- Directions -
Across the entries below, how many lines have the string "Make" in them? Reply with only the number.

--- Extracted records Enclosed Below ---

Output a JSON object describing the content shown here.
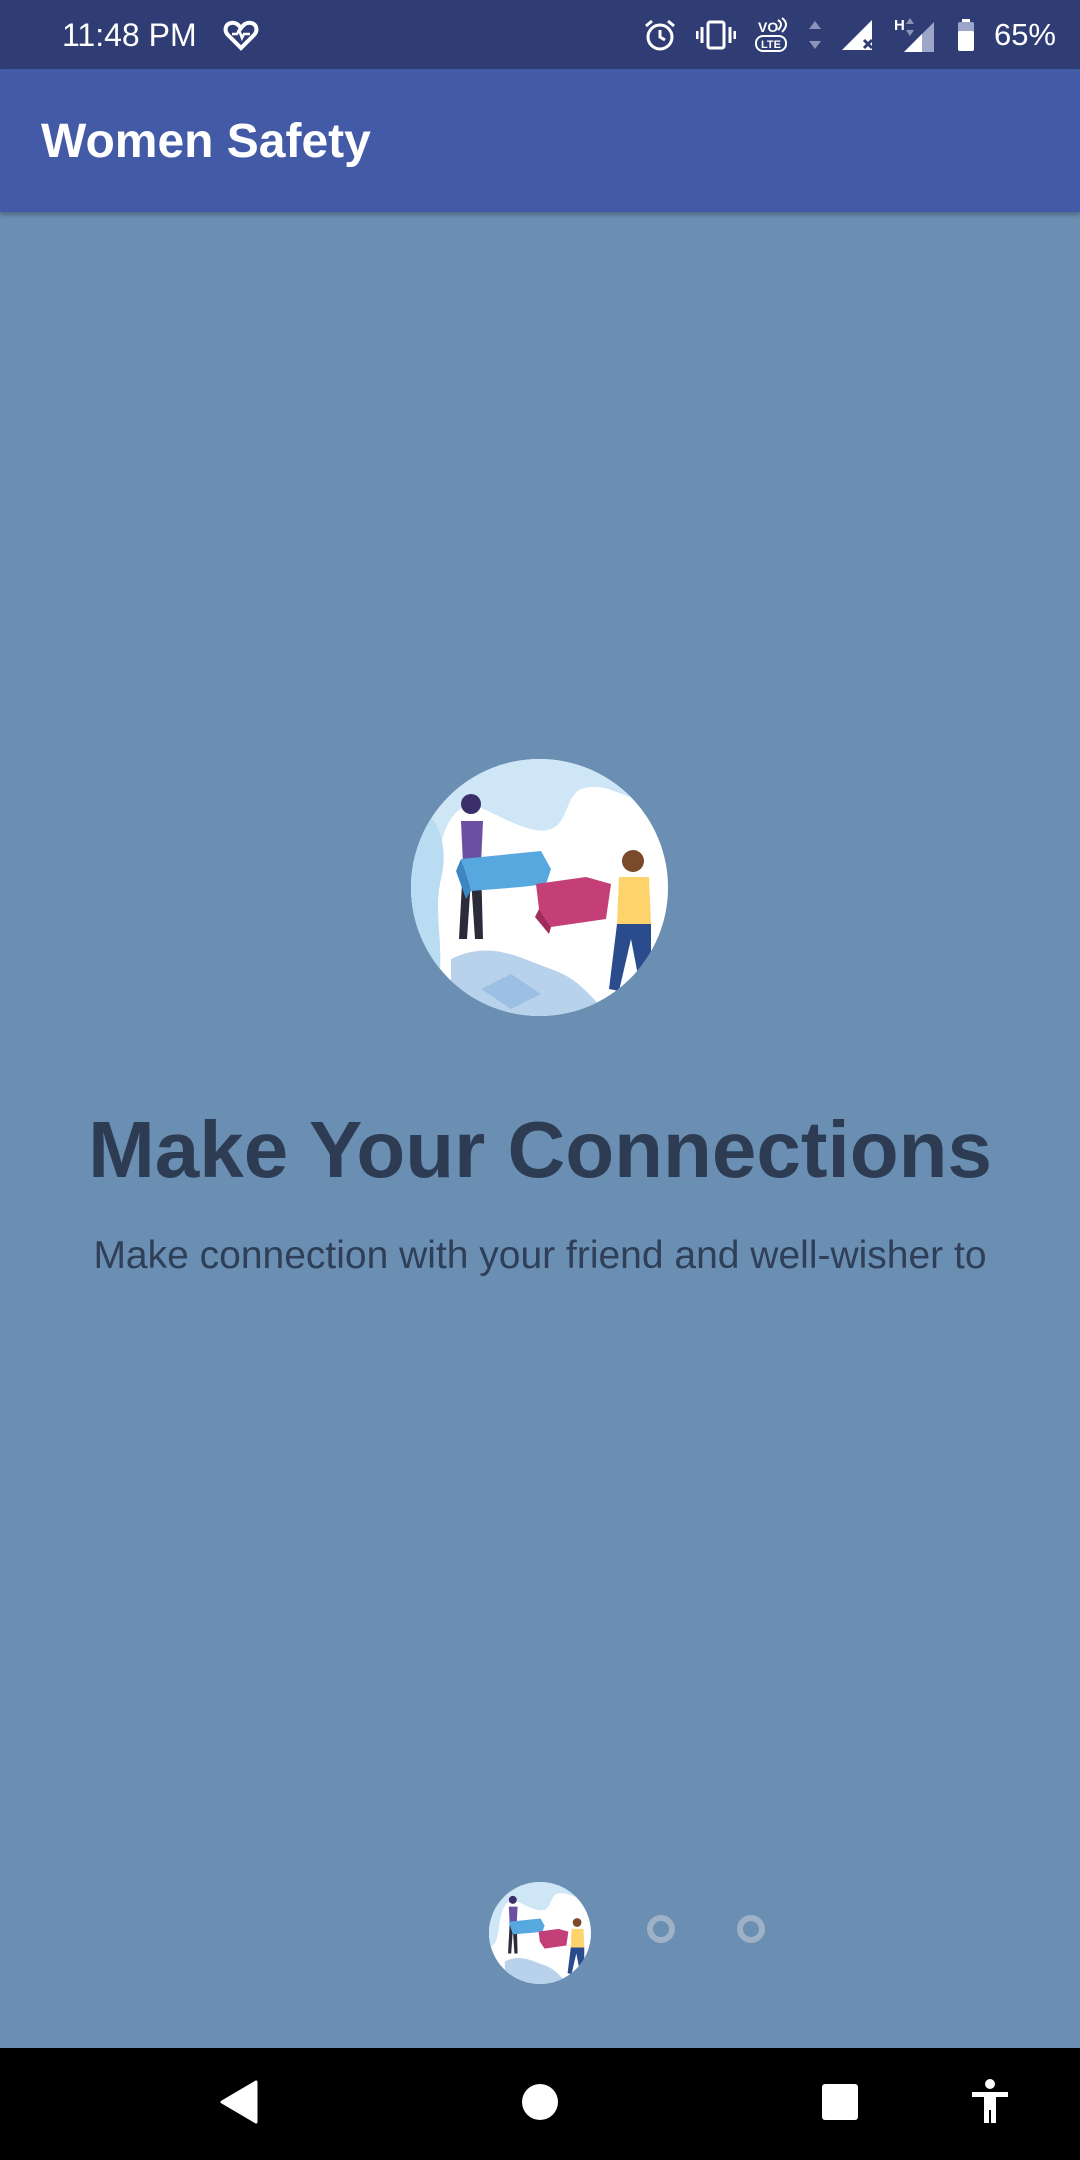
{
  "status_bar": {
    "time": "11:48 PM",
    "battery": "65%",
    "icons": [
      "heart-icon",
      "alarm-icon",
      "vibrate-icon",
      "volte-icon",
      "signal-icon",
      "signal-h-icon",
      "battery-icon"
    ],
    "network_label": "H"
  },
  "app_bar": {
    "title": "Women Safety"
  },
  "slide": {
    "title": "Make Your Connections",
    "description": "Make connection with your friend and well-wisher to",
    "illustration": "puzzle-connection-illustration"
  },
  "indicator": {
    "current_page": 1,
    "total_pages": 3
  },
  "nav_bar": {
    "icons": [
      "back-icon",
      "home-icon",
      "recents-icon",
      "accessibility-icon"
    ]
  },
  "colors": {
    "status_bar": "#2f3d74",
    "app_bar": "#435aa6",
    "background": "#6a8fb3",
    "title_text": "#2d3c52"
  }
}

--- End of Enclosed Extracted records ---

- Answer to this problem -
2